[Opening Supplied data section]
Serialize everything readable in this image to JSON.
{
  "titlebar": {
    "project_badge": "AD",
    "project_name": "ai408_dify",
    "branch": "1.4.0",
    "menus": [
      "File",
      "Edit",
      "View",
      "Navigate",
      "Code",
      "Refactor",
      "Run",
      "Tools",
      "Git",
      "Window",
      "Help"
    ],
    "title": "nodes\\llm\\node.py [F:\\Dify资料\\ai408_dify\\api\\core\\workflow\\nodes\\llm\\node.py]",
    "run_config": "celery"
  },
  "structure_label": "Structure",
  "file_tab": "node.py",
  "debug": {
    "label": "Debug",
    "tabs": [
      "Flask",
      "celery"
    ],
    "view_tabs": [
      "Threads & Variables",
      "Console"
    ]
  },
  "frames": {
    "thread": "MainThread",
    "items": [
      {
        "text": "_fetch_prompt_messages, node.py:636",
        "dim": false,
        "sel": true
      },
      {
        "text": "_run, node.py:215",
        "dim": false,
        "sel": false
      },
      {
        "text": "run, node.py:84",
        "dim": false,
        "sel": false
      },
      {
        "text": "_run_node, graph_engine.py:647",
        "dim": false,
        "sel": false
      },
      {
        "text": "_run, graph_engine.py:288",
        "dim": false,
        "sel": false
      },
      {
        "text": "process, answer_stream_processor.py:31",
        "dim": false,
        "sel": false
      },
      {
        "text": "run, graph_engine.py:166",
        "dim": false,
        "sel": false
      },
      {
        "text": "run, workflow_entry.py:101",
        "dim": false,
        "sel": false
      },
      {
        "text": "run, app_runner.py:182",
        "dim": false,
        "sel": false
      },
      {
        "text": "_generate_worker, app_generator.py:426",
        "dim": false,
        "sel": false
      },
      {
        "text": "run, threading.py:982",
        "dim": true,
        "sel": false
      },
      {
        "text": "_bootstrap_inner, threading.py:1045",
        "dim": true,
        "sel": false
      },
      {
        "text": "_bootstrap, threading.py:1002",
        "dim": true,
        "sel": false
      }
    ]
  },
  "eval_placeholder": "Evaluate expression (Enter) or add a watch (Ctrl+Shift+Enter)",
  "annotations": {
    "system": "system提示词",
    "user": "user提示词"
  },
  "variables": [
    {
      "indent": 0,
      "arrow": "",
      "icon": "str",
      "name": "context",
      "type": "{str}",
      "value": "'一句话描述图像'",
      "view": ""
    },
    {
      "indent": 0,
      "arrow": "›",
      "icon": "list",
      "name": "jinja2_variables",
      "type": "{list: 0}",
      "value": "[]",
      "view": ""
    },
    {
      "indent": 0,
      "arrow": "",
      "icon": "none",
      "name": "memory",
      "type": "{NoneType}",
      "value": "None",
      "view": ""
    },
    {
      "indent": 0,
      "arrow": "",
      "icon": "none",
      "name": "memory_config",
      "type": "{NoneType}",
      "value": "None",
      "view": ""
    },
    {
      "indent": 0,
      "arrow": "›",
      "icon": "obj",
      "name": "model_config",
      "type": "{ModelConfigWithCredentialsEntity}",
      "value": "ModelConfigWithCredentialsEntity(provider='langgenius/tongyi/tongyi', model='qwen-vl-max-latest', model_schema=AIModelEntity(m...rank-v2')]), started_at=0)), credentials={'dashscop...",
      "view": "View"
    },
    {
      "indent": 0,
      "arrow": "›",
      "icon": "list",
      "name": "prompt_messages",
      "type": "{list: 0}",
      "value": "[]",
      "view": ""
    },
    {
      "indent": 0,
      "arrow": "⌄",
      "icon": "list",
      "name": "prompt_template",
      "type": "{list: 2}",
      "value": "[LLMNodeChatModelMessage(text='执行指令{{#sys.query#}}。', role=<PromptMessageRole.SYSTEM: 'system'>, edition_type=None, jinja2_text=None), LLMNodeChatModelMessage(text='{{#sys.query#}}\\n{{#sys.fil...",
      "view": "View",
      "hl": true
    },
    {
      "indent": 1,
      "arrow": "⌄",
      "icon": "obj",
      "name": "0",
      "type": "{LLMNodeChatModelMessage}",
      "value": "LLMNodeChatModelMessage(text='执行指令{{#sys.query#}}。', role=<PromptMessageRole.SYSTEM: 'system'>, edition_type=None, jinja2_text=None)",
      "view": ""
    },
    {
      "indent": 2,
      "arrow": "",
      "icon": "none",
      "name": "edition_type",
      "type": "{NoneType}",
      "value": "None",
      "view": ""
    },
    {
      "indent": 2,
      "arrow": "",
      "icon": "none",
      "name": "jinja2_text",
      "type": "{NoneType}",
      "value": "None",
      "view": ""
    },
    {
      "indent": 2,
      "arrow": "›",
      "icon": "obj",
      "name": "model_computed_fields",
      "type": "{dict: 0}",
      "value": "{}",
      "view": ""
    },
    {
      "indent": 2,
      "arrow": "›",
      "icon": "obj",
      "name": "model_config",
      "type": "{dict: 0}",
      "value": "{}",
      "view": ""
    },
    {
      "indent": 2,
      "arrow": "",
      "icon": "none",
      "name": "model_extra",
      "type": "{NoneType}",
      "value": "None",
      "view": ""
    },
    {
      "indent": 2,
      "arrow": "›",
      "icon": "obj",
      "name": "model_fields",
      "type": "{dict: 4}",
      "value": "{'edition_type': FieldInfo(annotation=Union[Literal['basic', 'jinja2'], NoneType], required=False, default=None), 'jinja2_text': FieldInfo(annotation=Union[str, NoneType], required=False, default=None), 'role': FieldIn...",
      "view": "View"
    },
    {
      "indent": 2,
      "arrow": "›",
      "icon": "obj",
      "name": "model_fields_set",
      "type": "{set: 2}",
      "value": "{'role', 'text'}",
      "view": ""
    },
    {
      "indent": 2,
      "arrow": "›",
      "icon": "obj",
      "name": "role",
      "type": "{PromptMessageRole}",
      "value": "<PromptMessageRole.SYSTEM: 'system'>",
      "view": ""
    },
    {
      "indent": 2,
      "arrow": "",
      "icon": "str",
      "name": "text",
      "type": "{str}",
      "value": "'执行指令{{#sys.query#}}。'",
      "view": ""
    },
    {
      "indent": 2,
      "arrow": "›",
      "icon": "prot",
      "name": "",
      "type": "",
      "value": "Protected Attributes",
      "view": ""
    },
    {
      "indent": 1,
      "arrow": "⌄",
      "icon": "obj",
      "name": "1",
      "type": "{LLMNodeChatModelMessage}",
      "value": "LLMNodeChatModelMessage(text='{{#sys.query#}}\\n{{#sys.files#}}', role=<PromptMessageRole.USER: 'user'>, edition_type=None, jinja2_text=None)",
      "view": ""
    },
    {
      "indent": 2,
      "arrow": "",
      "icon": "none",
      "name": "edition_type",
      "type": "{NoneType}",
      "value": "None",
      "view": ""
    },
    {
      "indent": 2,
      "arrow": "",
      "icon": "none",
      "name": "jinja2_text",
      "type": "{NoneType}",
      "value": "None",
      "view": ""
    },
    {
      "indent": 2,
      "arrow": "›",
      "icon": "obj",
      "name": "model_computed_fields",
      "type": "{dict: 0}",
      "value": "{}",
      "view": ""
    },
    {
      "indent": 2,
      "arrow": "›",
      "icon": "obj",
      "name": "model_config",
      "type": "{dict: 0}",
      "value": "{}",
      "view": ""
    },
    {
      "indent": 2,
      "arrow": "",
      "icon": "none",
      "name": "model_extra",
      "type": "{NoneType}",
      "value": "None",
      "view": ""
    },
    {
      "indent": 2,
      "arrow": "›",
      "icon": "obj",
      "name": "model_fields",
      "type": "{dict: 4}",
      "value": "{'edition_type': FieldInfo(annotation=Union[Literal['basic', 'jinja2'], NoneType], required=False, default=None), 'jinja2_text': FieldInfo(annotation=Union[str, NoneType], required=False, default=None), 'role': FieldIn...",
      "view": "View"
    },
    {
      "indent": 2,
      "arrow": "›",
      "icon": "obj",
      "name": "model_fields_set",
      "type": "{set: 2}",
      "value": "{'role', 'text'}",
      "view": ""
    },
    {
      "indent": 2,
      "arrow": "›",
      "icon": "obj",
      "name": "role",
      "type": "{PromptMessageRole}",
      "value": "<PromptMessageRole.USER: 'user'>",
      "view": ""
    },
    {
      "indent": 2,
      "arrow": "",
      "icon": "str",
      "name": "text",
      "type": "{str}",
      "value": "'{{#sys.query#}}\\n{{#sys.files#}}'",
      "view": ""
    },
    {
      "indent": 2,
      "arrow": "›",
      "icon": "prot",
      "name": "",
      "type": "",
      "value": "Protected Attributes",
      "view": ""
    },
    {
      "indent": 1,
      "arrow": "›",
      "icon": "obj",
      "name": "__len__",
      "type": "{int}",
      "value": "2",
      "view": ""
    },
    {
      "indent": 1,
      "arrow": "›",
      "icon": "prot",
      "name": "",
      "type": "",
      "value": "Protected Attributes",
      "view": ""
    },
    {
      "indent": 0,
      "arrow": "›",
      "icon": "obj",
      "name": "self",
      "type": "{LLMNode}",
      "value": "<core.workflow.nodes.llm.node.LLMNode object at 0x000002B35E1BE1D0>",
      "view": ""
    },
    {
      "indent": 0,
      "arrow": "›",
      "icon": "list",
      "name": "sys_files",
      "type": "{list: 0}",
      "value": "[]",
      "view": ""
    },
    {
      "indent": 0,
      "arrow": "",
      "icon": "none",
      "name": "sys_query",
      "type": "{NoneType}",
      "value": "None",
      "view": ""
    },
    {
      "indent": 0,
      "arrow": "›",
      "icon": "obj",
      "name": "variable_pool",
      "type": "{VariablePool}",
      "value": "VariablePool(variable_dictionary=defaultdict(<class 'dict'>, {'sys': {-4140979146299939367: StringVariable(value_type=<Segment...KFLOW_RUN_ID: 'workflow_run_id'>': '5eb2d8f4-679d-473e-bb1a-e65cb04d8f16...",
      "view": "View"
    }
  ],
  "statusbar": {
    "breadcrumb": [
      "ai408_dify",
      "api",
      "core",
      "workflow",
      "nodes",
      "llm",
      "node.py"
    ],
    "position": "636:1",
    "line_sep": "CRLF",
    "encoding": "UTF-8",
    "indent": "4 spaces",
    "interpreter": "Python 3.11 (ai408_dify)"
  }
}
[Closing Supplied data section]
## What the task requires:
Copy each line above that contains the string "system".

## Output below:
    "system": "system提示词",
      "value": "[LLMNodeChatModelMessage(text='执行指令{{#sys.query#}}。', role=<PromptMessageRole.SYSTEM: 'system'>, edition_type=None, jinja2_text=None), LLMNodeChatModelMessage(text='{{#sys.query#}}\\n{{#sys.fil...",
      "value": "LLMNodeChatModelMessage(text='执行指令{{#sys.query#}}。', role=<PromptMessageRole.SYSTEM: 'system'>, edition_type=None, jinja2_text=None)",
      "value": "<PromptMessageRole.SYSTEM: 'system'>",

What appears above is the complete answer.